▶ _Input material_:
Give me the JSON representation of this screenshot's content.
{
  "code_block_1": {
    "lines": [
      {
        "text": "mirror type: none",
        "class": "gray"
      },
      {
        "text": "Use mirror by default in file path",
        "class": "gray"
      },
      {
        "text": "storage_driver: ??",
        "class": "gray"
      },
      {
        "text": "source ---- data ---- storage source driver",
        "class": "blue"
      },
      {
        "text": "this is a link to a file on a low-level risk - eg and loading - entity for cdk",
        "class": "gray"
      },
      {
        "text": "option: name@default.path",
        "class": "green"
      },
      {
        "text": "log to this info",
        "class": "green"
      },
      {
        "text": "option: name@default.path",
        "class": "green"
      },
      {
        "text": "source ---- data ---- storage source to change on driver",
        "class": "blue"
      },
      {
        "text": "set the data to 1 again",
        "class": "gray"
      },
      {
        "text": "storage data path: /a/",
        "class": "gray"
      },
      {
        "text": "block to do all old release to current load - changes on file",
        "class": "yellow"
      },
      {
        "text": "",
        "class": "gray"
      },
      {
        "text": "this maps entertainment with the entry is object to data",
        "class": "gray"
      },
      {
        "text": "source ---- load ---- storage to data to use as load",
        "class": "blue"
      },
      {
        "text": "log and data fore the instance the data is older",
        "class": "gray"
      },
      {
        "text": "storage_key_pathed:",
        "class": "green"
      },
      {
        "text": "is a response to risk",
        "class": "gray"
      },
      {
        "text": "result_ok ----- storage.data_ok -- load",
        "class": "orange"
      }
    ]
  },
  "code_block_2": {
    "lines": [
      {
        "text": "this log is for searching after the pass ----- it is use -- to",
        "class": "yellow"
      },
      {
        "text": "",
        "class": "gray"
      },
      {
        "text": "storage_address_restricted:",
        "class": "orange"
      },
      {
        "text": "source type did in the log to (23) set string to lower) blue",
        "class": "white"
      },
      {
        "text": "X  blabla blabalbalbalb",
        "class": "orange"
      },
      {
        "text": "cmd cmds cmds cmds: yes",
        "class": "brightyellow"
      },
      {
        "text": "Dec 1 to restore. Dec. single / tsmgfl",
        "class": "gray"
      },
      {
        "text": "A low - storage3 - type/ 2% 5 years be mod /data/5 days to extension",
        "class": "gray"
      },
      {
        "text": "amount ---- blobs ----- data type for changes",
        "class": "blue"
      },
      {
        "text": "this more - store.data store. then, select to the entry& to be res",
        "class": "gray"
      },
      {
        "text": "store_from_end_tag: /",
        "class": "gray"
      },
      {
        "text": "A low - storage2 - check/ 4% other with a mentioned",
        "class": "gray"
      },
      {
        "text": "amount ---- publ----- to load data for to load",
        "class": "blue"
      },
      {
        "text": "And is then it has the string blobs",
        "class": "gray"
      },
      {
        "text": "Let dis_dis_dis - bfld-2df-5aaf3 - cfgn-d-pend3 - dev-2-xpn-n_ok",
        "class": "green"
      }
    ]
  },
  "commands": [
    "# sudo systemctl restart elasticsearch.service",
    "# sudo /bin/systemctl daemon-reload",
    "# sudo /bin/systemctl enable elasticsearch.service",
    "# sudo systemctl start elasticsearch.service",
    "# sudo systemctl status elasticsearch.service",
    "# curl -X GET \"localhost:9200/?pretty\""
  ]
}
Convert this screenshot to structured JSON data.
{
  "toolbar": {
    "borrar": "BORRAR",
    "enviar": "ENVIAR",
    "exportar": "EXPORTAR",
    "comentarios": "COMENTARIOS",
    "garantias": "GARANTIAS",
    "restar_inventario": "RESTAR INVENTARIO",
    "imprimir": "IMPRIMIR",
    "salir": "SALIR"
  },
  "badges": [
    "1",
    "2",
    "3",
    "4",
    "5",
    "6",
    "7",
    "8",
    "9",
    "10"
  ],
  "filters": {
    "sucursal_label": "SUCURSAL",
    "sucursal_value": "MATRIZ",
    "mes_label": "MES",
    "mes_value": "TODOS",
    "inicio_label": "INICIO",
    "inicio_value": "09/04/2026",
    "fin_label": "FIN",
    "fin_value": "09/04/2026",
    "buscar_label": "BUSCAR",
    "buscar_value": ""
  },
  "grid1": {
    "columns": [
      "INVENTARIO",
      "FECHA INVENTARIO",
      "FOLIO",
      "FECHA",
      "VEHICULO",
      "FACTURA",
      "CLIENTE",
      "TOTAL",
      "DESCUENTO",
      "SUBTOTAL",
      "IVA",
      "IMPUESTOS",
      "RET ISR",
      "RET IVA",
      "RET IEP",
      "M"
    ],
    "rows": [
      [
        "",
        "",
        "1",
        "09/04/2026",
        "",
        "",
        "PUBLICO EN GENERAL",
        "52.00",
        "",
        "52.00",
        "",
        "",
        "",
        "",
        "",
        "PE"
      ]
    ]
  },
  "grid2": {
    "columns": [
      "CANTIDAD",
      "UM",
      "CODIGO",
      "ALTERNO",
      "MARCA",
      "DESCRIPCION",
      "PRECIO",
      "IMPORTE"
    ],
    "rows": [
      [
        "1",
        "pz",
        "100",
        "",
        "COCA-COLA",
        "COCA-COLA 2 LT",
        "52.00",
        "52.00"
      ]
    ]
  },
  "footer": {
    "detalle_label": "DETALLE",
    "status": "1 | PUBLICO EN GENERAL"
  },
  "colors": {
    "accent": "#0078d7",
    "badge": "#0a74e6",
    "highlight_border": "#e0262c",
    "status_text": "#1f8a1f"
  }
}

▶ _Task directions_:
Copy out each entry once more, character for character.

▶ _Answer below_:
Give me the JSON representation of this screenshot's content.
{
  "code_block_1": {
    "lines": [
      {
        "text": "mirror type: none",
        "class": "gray"
      },
      {
        "text": "Use mirror by default in file path",
        "class": "gray"
      },
      {
        "text": "storage_driver: ??",
        "class": "gray"
      },
      {
        "text": "source ---- data ---- storage source driver",
        "class": "blue"
      },
      {
        "text": "this is a link to a file on a low-level risk - eg and loading - entity for cdk",
        "class": "gray"
      },
      {
        "text": "option: name@default.path",
        "class": "green"
      },
      {
        "text": "log to this info",
        "class": "green"
      },
      {
        "text": "option: name@default.path",
        "class": "green"
      },
      {
        "text": "source ---- data ---- storage source to change on driver",
        "class": "blue"
      },
      {
        "text": "set the data to 1 again",
        "class": "gray"
      },
      {
        "text": "storage data path: /a/",
        "class": "gray"
      },
      {
        "text": "block to do all old release to current load - changes on file",
        "class": "yellow"
      },
      {
        "text": "",
        "class": "gray"
      },
      {
        "text": "this maps entertainment with the entry is object to data",
        "class": "gray"
      },
      {
        "text": "source ---- load ---- storage to data to use as load",
        "class": "blue"
      },
      {
        "text": "log and data fore the instance the data is older",
        "class": "gray"
      },
      {
        "text": "storage_key_pathed:",
        "class": "green"
      },
      {
        "text": "is a response to risk",
        "class": "gray"
      },
      {
        "text": "result_ok ----- storage.data_ok -- load",
        "class": "orange"
      }
    ]
  },
  "code_block_2": {
    "lines": [
      {
        "text": "this log is for searching after the pass ----- it is use -- to",
        "class": "yellow"
      },
      {
        "text": "",
        "class": "gray"
      },
      {
        "text": "storage_address_restricted:",
        "class": "orange"
      },
      {
        "text": "source type did in the log to (23) set string to lower) blue",
        "class": "white"
      },
      {
        "text": "X  blabla blabalbalbalb",
        "class": "orange"
      },
      {
        "text": "cmd cmds cmds cmds: yes",
        "class": "brightyellow"
      },
      {
        "text": "Dec 1 to restore. Dec. single / tsmgfl",
        "class": "gray"
      },
      {
        "text": "A low - storage3 - type/ 2% 5 years be mod /data/5 days to extension",
        "class": "gray"
      },
      {
        "text": "amount ---- blobs ----- data type for changes",
        "class": "blue"
      },
      {
        "text": "this more - store.data store. then, select to the entry& to be res",
        "class": "gray"
      },
      {
        "text": "store_from_end_tag: /",
        "class": "gray"
      },
      {
        "text": "A low - storage2 - check/ 4% other with a mentioned",
        "class": "gray"
      },
      {
        "text": "amount ---- publ----- to load data for to load",
        "class": "blue"
      },
      {
        "text": "And is then it has the string blobs",
        "class": "gray"
      },
      {
        "text": "Let dis_dis_dis - bfld-2df-5aaf3 - cfgn-d-pend3 - dev-2-xpn-n_ok",
        "class": "green"
      }
    ]
  },
  "commands": [
    "# sudo systemctl restart elasticsearch.service",
    "# sudo /bin/systemctl daemon-reload",
    "# sudo /bin/systemctl enable elasticsearch.service",
    "# sudo systemctl start elasticsearch.service",
    "# sudo systemctl status elasticsearch.service",
    "# curl -X GET \"localhost:9200/?pretty\""
  ]
}
Convert this screenshot to structured JSON data.
{
  "toolbar": {
    "borrar": "BORRAR",
    "enviar": "ENVIAR",
    "exportar": "EXPORTAR",
    "comentarios": "COMENTARIOS",
    "garantias": "GARANTIAS",
    "restar_inventario": "RESTAR INVENTARIO",
    "imprimir": "IMPRIMIR",
    "salir": "SALIR"
  },
  "badges": [
    "1",
    "2",
    "3",
    "4",
    "5",
    "6",
    "7",
    "8",
    "9",
    "10"
  ],
  "filters": {
    "sucursal_label": "SUCURSAL",
    "sucursal_value": "MATRIZ",
    "mes_label": "MES",
    "mes_value": "TODOS",
    "inicio_label": "INICIO",
    "inicio_value": "09/04/2026",
    "fin_label": "FIN",
    "fin_value": "09/04/2026",
    "buscar_label": "BUSCAR",
    "buscar_value": ""
  },
  "grid1": {
    "columns": [
      "INVENTARIO",
      "FECHA INVENTARIO",
      "FOLIO",
      "FECHA",
      "VEHICULO",
      "FACTURA",
      "CLIENTE",
      "TOTAL",
      "DESCUENTO",
      "SUBTOTAL",
      "IVA",
      "IMPUESTOS",
      "RET ISR",
      "RET IVA",
      "RET IEP",
      "M"
    ],
    "rows": [
      [
        "",
        "",
        "1",
        "09/04/2026",
        "",
        "",
        "PUBLICO EN GENERAL",
        "52.00",
        "",
        "52.00",
        "",
        "",
        "",
        "",
        "",
        "PE"
      ]
    ]
  },
  "grid2": {
    "columns": [
      "CANTIDAD",
      "UM",
      "CODIGO",
      "ALTERNO",
      "MARCA",
      "DESCRIPCION",
      "PRECIO",
      "IMPORTE"
    ],
    "rows": [
      [
        "1",
        "pz",
        "100",
        "",
        "COCA-COLA",
        "COCA-COLA 2 LT",
        "52.00",
        "52.00"
      ]
    ]
  },
  "footer": {
    "detalle_label": "DETALLE",
    "status": "1 | PUBLICO EN GENERAL"
  },
  "colors": {
    "accent": "#0078d7",
    "badge": "#0a74e6",
    "highlight_border": "#e0262c",
    "status_text": "#1f8a1f"
  }
}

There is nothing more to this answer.